Canada’s path to the Billie Jean King Cup Finals was not conventional this year: having beaten Serbia in the play-offs stage led by the heroics of Leylah Annie Fernandez to advance to the Qualifiers, a last tie needed to reach the Finals, Team Canada was getting ready to play again only in 2022. But the universe had other plans.
With Hungary’s withdrawal, Canada took the last spot remaining in the BJK Cup Finals in 2021, as the highest-seeded team in the Qualifiers.
While our team sadly had to miss out on Bianca Andreescu, Leylah Annie Fernandez, who reasonably needed some more time off after a draining season, Team Canada did not disappoint. Rebecca Marino, Françoise Abanda, Gaby Dabrowski, and Carol Zhao went to Prague on a mission: to let the best team decide who advances. The opener versus France, the 2019 champions, was a high-quality tie in which Canada at last won by 2-1.
With players refreshed and ready to go again in 2022, another showing at the Finals is well within grasp. Who knows, maybe even a first title?
After our stars Félix Auger-Aliassime and Denis Shapovalov also decided to shorten their seasons for some much-needed rest, Canada found itself in a tough position at the Davis Cup Finals in 2021.
Our players gave their all, and their matches could have tipped either way. Unfortunately, it wasn’t to be, and the heroics of 2019 were not repeated.
However, we are confident that with a more regular season on the horizon, and players hungry for more glory, we will have another go at the Davis Cup—that is, by beating the Netherlands in the Qualifiers stage and progressing into the Finals.
We’re looking forward to it! We’re not too far off from our first-ever Davis Cup title.
After finishing in the Top 5 in singles in 2019, Bianca Andreescu needed time to recover, and the difficult 2021 season meant that the Canadian superstar dropped out of the Top 10 in 2021. It wasn’t to be for Denis Shapovalov either, who for the second time in his career ranked as high as World No. 10 after his first major semi-final at Wimbledon, but could not keep himself up there.
Félix Auger-Aliassime was a victim of the universe in the year-end rankings. He finished agonizingly close to the Top 10, finishing the year as World No. 11. It all was completely outside of his control, and partially outside of Jannik Sinner’s control also, the player who overtook Félix at the end.
Félix was guaranteed a Top 10 finish if Sinner did not win a match at the ATP World Tour Finals, where the Italian was the first alternate. Sinner got his spot in when Matteo Berrettini pulled out due to injury and took full advantage of his opportunity by defeating Hubert Hurkacz. And then, he finished in the Top 10.

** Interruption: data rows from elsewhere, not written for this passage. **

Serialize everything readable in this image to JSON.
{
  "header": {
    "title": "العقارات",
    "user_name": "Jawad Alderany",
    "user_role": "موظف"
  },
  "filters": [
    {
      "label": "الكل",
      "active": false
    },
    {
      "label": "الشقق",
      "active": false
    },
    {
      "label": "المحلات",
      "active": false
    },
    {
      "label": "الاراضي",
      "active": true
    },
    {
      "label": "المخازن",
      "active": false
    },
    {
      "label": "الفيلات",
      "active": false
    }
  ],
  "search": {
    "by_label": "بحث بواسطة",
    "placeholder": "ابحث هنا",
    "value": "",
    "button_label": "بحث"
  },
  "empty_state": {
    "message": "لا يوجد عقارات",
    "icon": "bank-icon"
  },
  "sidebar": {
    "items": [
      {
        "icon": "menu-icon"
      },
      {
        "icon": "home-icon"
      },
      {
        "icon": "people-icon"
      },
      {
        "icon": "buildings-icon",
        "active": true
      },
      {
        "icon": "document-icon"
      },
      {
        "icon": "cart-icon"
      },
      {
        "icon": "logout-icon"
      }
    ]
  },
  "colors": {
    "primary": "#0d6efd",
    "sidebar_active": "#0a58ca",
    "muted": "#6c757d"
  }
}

Our players are so close; it seems only a matter of time before they all end their seasons inside the Top 10. Félix, Denis, Bianca, and Leylah Annie Fernandez have a great shot at the elite group in 2022!
In the last two editions of the National Bank Open, we have been spoiled, getting to witness two Canadians hoist the trophy: Bianca Andreescu in singles in 2019 in Toronto and Gaby Dabrowski in 2021 in doubles in Montréal.
Why not continue the trend? Maybe even multiple champions this time, both in Montréal and Toronto, doubles and singles! While we’re at it, the dream finals could take place for our ultimate enjoyment: Shapovalov vs Auger-Aliassime, and Andreescu vs Fernandez—the last one a clash we were denied in the second round in 2021, but how much better would it be as a final.
It would be great to see the likes of Fichman and Dabrowski continue their rich vein of form and carry it all the way in 2022. Maybe that would reignite the flame in men’s doubles and our first male champion since Daniel Nestor in 2008 (also the last male finalist in 2015) could arise.